1. Peer validation. If a prospective publisher suspects your poems are good, they do like to have this confirmed by other editors. (It sometimes happens that poems I think are brilliant don’t get into good magazines, but it’s rare). Also publishers do read magazines sometimes and notice the poets in them and nod and note down a name. But this is not the most important of the reasons.

2. Once printed in a magazine, the poems are out there finding readers, which is what poems are for. Someone, somewhere is sitting up in a chair astonished, and thinking ‘Good grief! What a poem!’ That’s one reader. Two readers thinking the same is a readership. Which is what poets need to sail in.

3. In magazines, the poet’s name is bobbing round the waters gathering momentum and recognition. We buy or borrow books (eventually) by people we’ve heard of, not people whose names mean nothing to us (I know there are exceptions, there are always exceptions).

4. The poet who works at getting the poems out there is a member of the community of jobbing poets. It’s part of the apprenticeship, if you like. It’s an honourable striving. If the poems aren’t accepted, the effort is no less praiseworthy. Besides, you’re going to stick at it. You’re going to send them somewhere else. There are many publications for your messages in a bottle to float away to.

5. When you do have a poem accepted, you find yourself between the covers with other poets. You read their work carefully then, especially the ones on pages near you. Most especially the one on the facing page. You feel almost as though you’ve met those poets in person. And sometimes you do. You go to a magazine launch and blimey – there you are sitting next to your facing-page poet. It’s a bond that can last, with luck, a lifetime. We need these bonds.
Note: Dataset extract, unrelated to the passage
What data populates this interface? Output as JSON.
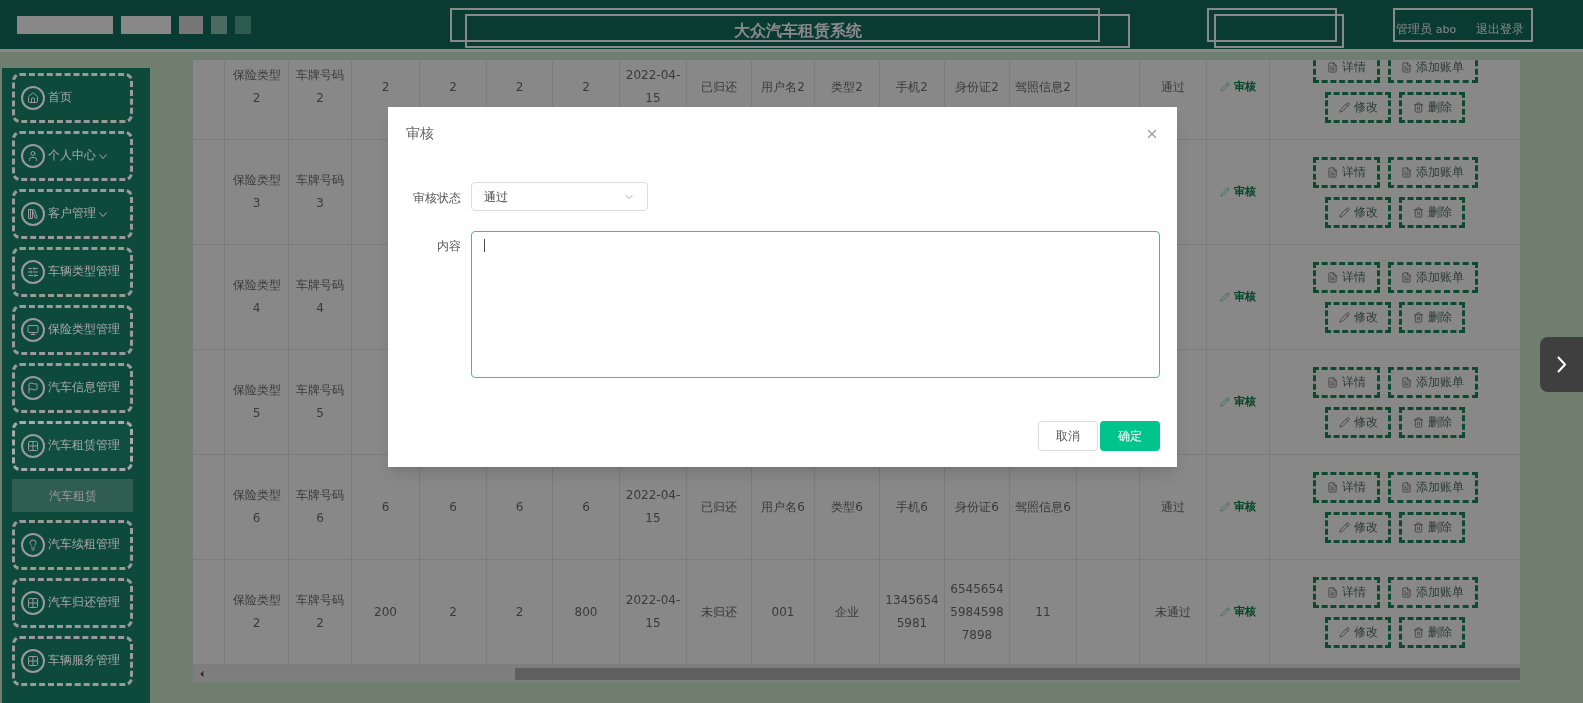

6. Most magazines (not all) have a bit of bio somewhere or other about authors. If a publisher has offered to do a pamphlet of your poems next year, you can flag the imminent publication in the bio, which is great. It’s another tiny cog in the great wheel of promotion. It may eventually sell a couple of copies.

7. Once your poems are published in book or pamphlet form, the publisher wants the book reviewed as widely as possible. Magazines that run reviews (not all of them do) will generally review poets they’ve published themselves. If they haven’t published your poems (unless your publication is prize-winning or PBS-recommended) you can forget being reviewed. And reviews are another cog in that promotional wheel.

8. Just as a magazine is a creative work made by the editor(s), so a publishing imprint is a creation, and the proud creator wants it to be well-regarded. Publishers work tirelessly for a good reputation, because a good reputation brings the best poets and the best poets strengthen the reputation. Recognition and momentum. Each time one of ‘my’ poets has work in a leading magazine and the bio mentions HappenStance, the imprint’s reputation is enhanced.

9. Your first collection is in print. You are still, aren’t you, the jobbing poet, stalwartly sending poems out to the magazines? Someone reads your latest sestina(!) in a magazine and loves it. They look up the bio. They see you have a book in print. They buy it! Yeay!

10. It’s hard graft, this regular sending out of poems, but it strengthens you. Yes, rejection of your favourites is demoralising. But there are at least three key aspects to the poetry business. One is the best bit – the making of poems, the joy and excitement and fun of that. Two is getting those poems as good as they can be, which means exposing them to strangers and learning from feedback (rejection makes you look hard at your loved-ones, and sometimes change them for the better). Three is determination. Stickability. Doing the boring business of getting the poems out there. Earning respect because you don’t give up. Paying your dues. Standing up and being counted. You wanna be a poet? This is your job.